■ Exercise data:
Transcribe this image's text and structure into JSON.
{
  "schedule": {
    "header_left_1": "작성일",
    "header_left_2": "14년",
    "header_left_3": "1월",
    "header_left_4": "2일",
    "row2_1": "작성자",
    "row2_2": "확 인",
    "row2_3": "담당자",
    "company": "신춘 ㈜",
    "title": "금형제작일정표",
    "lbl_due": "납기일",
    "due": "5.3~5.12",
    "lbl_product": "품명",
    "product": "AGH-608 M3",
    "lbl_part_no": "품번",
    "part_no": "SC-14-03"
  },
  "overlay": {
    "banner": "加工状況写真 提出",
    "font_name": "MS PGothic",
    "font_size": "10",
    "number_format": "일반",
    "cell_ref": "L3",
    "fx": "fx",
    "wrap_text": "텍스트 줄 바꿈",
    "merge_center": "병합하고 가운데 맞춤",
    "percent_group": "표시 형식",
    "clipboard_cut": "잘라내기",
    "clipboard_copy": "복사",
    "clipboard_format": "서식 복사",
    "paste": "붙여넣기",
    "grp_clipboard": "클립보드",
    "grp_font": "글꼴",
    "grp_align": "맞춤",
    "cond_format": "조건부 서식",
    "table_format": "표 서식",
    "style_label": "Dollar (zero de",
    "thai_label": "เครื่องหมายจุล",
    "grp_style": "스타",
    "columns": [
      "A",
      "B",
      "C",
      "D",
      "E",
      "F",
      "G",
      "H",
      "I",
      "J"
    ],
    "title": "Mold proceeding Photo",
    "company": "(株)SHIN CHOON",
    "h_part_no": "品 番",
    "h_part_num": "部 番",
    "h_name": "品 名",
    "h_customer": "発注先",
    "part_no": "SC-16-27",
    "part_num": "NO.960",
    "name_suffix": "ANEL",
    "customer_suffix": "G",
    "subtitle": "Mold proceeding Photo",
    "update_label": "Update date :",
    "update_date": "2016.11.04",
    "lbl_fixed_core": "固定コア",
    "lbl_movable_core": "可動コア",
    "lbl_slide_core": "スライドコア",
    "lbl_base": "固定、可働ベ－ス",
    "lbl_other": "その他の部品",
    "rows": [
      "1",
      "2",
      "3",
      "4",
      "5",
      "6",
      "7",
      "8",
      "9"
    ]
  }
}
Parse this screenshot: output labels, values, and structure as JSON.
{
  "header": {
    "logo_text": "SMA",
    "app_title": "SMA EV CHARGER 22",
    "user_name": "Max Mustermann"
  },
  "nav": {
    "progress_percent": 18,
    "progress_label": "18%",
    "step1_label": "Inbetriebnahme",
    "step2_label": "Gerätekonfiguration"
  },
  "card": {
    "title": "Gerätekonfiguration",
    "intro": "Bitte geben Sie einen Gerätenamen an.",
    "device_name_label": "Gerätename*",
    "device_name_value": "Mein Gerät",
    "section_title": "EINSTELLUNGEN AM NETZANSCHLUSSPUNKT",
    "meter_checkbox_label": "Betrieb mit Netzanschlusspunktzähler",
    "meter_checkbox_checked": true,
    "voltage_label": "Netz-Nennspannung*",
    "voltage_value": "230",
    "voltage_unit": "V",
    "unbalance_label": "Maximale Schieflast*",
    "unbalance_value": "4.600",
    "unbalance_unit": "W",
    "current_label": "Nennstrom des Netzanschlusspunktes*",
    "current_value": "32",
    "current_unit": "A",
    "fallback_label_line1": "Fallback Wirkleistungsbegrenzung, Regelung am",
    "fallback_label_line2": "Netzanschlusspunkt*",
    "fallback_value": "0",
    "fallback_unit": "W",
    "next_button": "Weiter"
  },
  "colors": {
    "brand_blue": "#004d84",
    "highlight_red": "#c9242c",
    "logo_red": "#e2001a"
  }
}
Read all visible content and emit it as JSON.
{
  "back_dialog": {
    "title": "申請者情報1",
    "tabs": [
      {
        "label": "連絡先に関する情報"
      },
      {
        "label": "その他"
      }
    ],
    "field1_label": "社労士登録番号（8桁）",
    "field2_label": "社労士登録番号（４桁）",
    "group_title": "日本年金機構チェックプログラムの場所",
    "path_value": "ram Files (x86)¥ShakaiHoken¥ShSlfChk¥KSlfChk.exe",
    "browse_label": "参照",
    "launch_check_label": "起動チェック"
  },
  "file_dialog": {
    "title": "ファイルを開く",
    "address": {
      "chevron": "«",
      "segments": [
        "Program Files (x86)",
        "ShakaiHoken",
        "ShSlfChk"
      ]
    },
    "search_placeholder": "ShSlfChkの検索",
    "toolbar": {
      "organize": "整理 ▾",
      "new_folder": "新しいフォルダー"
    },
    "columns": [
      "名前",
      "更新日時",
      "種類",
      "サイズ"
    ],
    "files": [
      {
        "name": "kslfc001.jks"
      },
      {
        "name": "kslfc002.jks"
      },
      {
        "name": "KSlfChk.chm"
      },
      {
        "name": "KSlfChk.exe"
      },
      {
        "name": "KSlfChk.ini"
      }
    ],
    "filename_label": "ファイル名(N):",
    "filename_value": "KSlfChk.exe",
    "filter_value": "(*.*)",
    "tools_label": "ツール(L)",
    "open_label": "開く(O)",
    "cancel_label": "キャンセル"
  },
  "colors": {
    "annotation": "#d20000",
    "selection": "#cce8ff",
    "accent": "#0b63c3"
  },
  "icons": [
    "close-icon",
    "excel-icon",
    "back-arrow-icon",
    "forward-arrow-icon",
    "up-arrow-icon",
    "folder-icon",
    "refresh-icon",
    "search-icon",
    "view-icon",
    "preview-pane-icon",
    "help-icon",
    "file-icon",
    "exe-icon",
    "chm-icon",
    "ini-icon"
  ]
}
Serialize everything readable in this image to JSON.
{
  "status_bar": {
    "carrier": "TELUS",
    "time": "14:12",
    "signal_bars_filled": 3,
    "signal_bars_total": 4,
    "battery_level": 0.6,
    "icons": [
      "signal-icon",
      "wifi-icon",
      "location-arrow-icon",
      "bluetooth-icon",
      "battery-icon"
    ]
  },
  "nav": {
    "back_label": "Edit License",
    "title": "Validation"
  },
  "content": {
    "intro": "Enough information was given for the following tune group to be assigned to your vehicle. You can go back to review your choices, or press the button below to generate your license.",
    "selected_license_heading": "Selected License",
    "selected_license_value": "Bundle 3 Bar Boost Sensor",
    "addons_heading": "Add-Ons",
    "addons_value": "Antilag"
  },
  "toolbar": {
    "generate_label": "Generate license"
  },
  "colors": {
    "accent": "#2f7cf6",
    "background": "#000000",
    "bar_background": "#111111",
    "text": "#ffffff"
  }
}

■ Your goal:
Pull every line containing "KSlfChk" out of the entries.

■ Exercise answer:
    "path_value": "ram Files (x86)¥ShakaiHoken¥ShSlfChk¥KSlfChk.exe",
        "name": "KSlfChk.chm"
        "name": "KSlfChk.exe"
        "name": "KSlfChk.ini"
    "filename_value": "KSlfChk.exe",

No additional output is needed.